The Development Bank of Rwanda (BRD) is in the process of starting an online system to improve the efficiency of student loan repayment and recovery.
The system, dubbed “Education Finance Management Information System (EFMIS),” is expected to be in place by the end of March next year.
The information system is likely to improve services in terms of database management of students who have benefited from the Government Scholarship Programme since 1980.
The system will be accessible to all institutions of higher learning, Rwanda Education Board (REB), and companies whose employees benefited from the scheme, as well as the bank in charge of recovering the loans.
Subscribers will register and once they want to access the platform they will need to enter their user names and passwords.
For beneficiaries, they will be able to check all information about their loans through their accounts on the system.

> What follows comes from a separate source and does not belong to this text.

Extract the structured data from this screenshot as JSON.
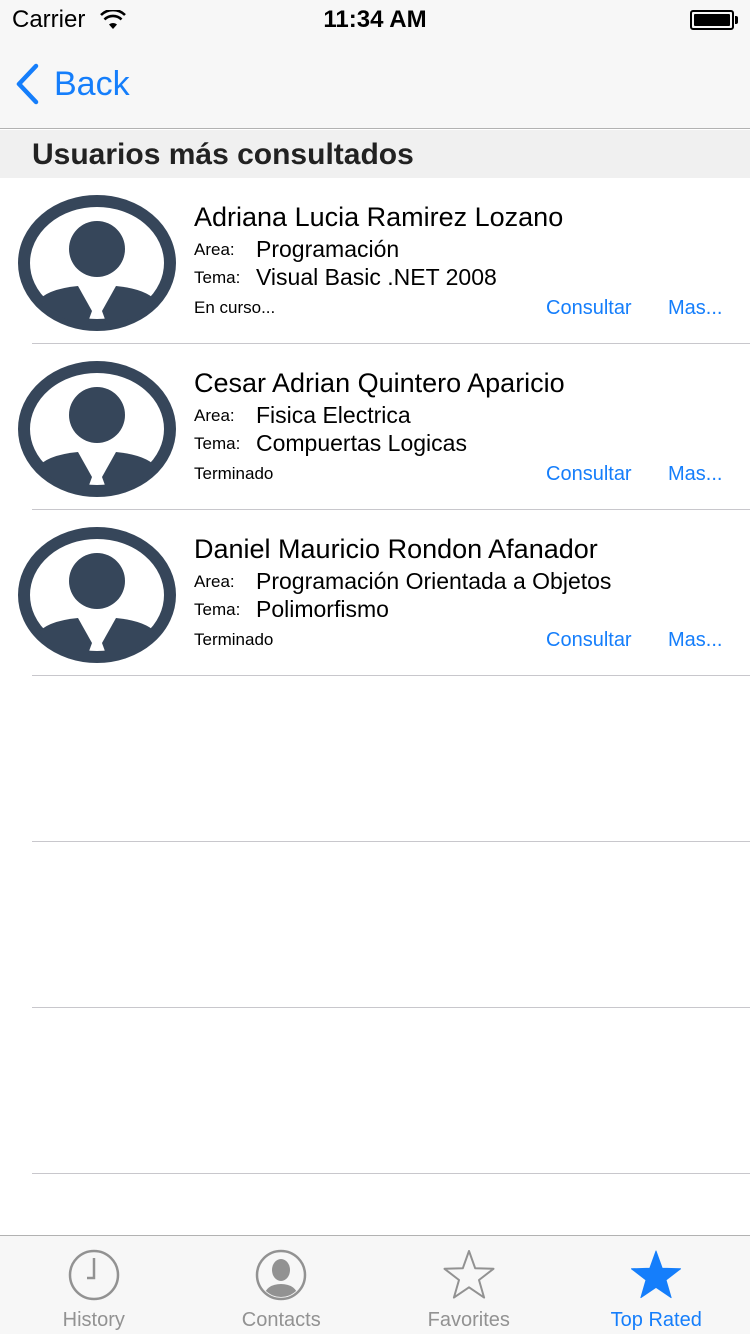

The facility will allow institutions and REB to upload lists of beneficiaries as well as enabling employers to upload the monthly data on loan declarations and clarify deducted amounts from beneficiaries’ incomes.
In 2016, the Development Bank of Rwanda was given the responsibilities of recovering students’ loans by Rwanda Education Board (REB).

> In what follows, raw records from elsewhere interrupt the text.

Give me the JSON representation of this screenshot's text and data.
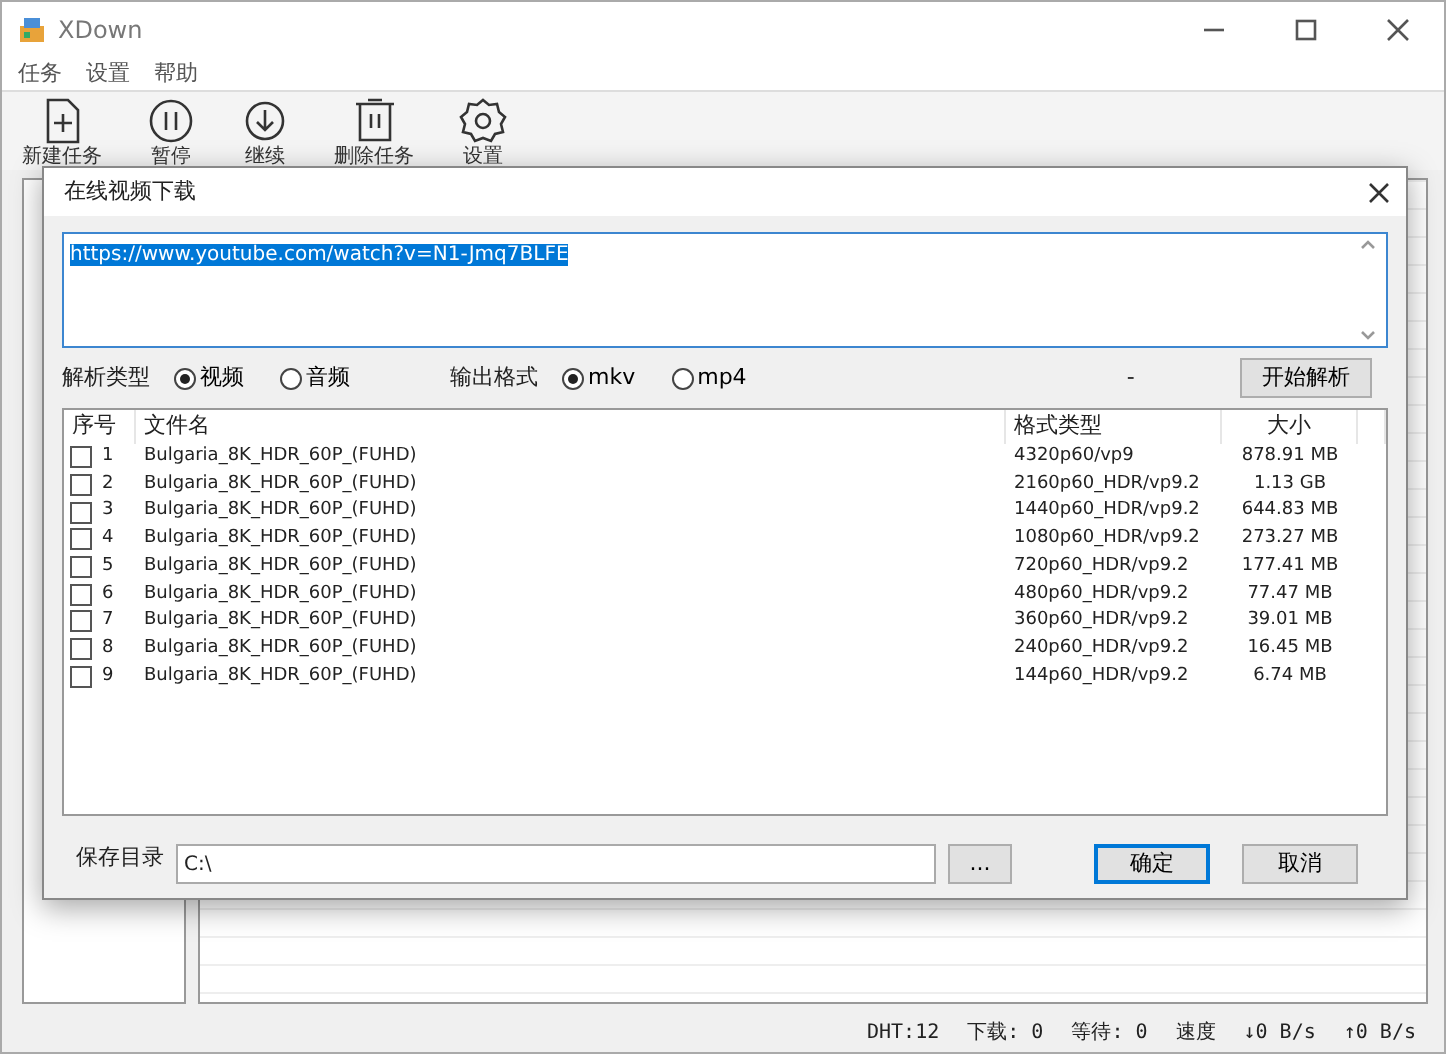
{
  "window": {
    "title": "XDown"
  },
  "menu": [
    "任务",
    "设置",
    "帮助"
  ],
  "toolbar": [
    "新建任务",
    "暂停",
    "继续",
    "删除任务",
    "设置"
  ],
  "dialog": {
    "title": "在线视频下载",
    "url": {
      "value": "https://www.youtube.com/watch?v=N1-Jmq7BLFE",
      "selected": true
    },
    "parse_type": {
      "label": "解析类型",
      "options": [
        {
          "label": "视频",
          "selected": true
        },
        {
          "label": "音频",
          "selected": false
        }
      ]
    },
    "output_format": {
      "label": "输出格式",
      "options": [
        {
          "label": "mkv",
          "selected": true
        },
        {
          "label": "mp4",
          "selected": false
        }
      ]
    },
    "status": "-",
    "parse_button": "开始解析",
    "table": {
      "columns": [
        "序号",
        "文件名",
        "格式类型",
        "大小"
      ],
      "rows": [
        {
          "checked": false,
          "index": "1",
          "name": "Bulgaria_8K_HDR_60P_(FUHD)",
          "format": "4320p60/vp9",
          "size": "878.91 MB"
        },
        {
          "checked": false,
          "index": "2",
          "name": "Bulgaria_8K_HDR_60P_(FUHD)",
          "format": "2160p60_HDR/vp9.2",
          "size": "1.13 GB"
        },
        {
          "checked": false,
          "index": "3",
          "name": "Bulgaria_8K_HDR_60P_(FUHD)",
          "format": "1440p60_HDR/vp9.2",
          "size": "644.83 MB"
        },
        {
          "checked": false,
          "index": "4",
          "name": "Bulgaria_8K_HDR_60P_(FUHD)",
          "format": "1080p60_HDR/vp9.2",
          "size": "273.27 MB"
        },
        {
          "checked": false,
          "index": "5",
          "name": "Bulgaria_8K_HDR_60P_(FUHD)",
          "format": "720p60_HDR/vp9.2",
          "size": "177.41 MB"
        },
        {
          "checked": false,
          "index": "6",
          "name": "Bulgaria_8K_HDR_60P_(FUHD)",
          "format": "480p60_HDR/vp9.2",
          "size": "77.47 MB"
        },
        {
          "checked": false,
          "index": "7",
          "name": "Bulgaria_8K_HDR_60P_(FUHD)",
          "format": "360p60_HDR/vp9.2",
          "size": "39.01 MB"
        },
        {
          "checked": false,
          "index": "8",
          "name": "Bulgaria_8K_HDR_60P_(FUHD)",
          "format": "240p60_HDR/vp9.2",
          "size": "16.45 MB"
        },
        {
          "checked": false,
          "index": "9",
          "name": "Bulgaria_8K_HDR_60P_(FUHD)",
          "format": "144p60_HDR/vp9.2",
          "size": "6.74 MB"
        }
      ]
    },
    "save_dir": {
      "label": "保存目录",
      "value": "C:\\",
      "browse": "..."
    },
    "buttons": [
      {
        "label": "确定",
        "default": true
      },
      {
        "label": "取消",
        "default": false
      }
    ]
  },
  "status_bar": [
    "DHT:12",
    "下载: 0",
    "等待: 0",
    "速度",
    "↓0 B/s",
    "↑0 B/s"
  ]
}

Since the bank took the responsibilities, it has recovered Rwf2,853,733,579, bringing the total of loan recovered since 2008 to Rwf13,421,158,476.
The total fund used to support students under government scholarship programme since 1980 is Rwf87.7 billion and around 68,870 students benefited.
Only 12,000 beneficiaries are active in repaying the loan. Currently, 8 per cent of the gross salaries are each month deducted from beneficiaries’ incomes to pay the loan.
BRD senior manager in the education finance department, Fred Mugisha, said in an interview that the bank was satisfied with the pace of recovering the loans since it was given the responsibility.
He said the new information system will ensure accuracy and improved management of the database in order to meet the target of recovering the loans.
“In just two years, we have managed to collect over Rwf2 billion. This is an indication of efforts spent on the issue in partnership with other stakeholders,” Mugisha said.
The bank is confident that within 10 years it should have sufficient funds to enable it to keep supporting students without demanding funds from the government.
“We want to increase public awareness about the issue. People should know that loan repayment will support their brothers and sisters as well as their children in future. This is a noble thing that will benefit all Rwandans,” Mugisha said.